** Recorded data follows **

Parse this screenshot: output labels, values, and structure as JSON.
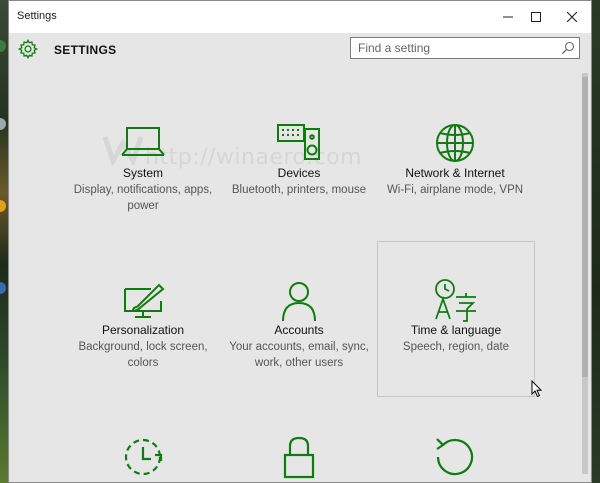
{
  "window": {
    "title": "Settings"
  },
  "header": {
    "title": "SETTINGS",
    "search_placeholder": "Find a setting"
  },
  "watermark": "http://winaero.com",
  "tiles": [
    {
      "name": "System",
      "desc": "Display, notifications, apps, power",
      "icon": "laptop-icon"
    },
    {
      "name": "Devices",
      "desc": "Bluetooth, printers, mouse",
      "icon": "keyboard-speaker-icon"
    },
    {
      "name": "Network & Internet",
      "desc": "Wi-Fi, airplane mode, VPN",
      "icon": "globe-icon"
    },
    {
      "name": "Personalization",
      "desc": "Background, lock screen, colors",
      "icon": "paint-brush-icon"
    },
    {
      "name": "Accounts",
      "desc": "Your accounts, email, sync, work, other users",
      "icon": "person-icon"
    },
    {
      "name": "Time & language",
      "desc": "Speech, region, date",
      "icon": "time-language-icon"
    },
    {
      "name": "",
      "desc": "",
      "icon": "update-icon"
    },
    {
      "name": "",
      "desc": "",
      "icon": "lock-icon"
    },
    {
      "name": "",
      "desc": "",
      "icon": "history-icon"
    }
  ],
  "colors": {
    "accent": "#107c10",
    "window_bg": "#e6e6e6",
    "selected_border": "#c4c4c4"
  }
}
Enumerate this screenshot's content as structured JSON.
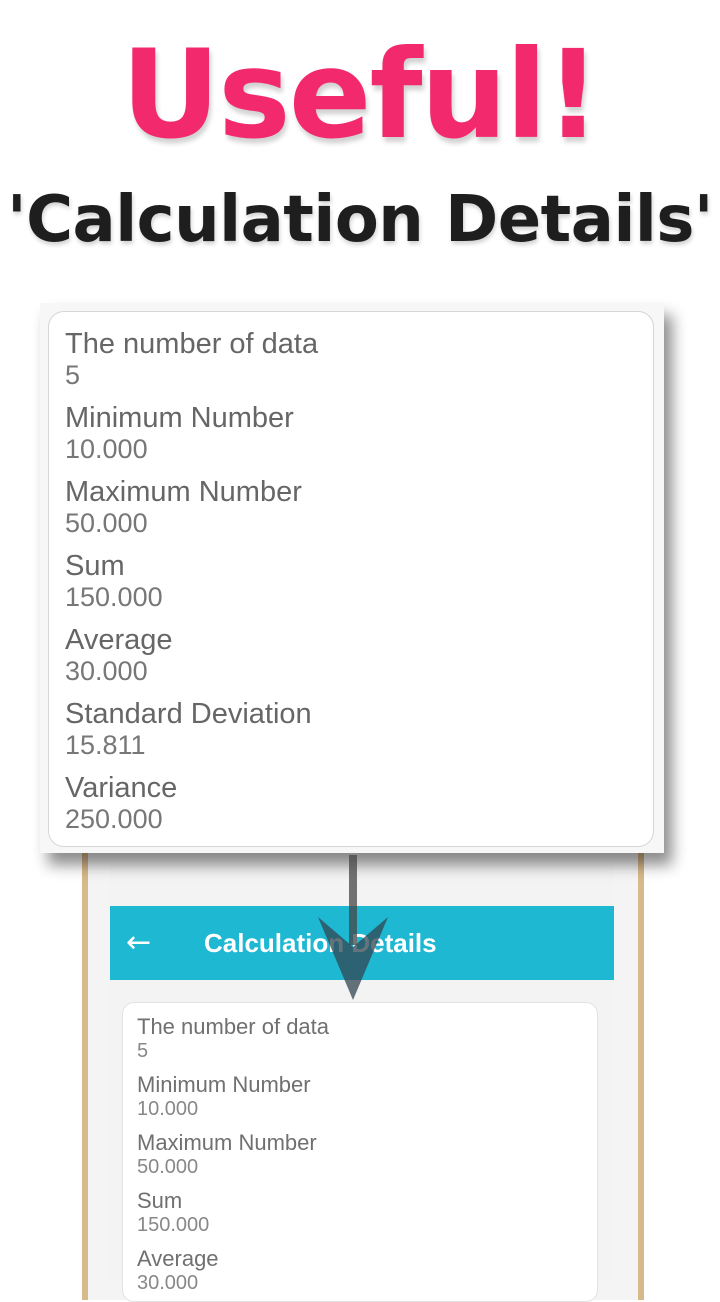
{
  "headline": {
    "title": "Useful!",
    "subtitle": "'Calculation Details'"
  },
  "colors": {
    "headline": "#f22a6d",
    "toolbar": "#1eb8d3"
  },
  "details_card": {
    "items": [
      {
        "label": "The number of data",
        "value": "5"
      },
      {
        "label": "Minimum Number",
        "value": "10.000"
      },
      {
        "label": "Maximum Number",
        "value": "50.000"
      },
      {
        "label": "Sum",
        "value": "150.000"
      },
      {
        "label": "Average",
        "value": "30.000"
      },
      {
        "label": "Standard Deviation",
        "value": "15.811"
      },
      {
        "label": "Variance",
        "value": "250.000"
      }
    ]
  },
  "phone_screen": {
    "toolbar": {
      "back_icon": "arrow-left-icon",
      "back_glyph": "←",
      "title": "Calculation Details"
    },
    "items": [
      {
        "label": "The number of data",
        "value": "5"
      },
      {
        "label": "Minimum Number",
        "value": "10.000"
      },
      {
        "label": "Maximum Number",
        "value": "50.000"
      },
      {
        "label": "Sum",
        "value": "150.000"
      },
      {
        "label": "Average",
        "value": "30.000"
      }
    ]
  }
}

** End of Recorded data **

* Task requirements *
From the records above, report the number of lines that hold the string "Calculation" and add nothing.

* Solution to the problem *
2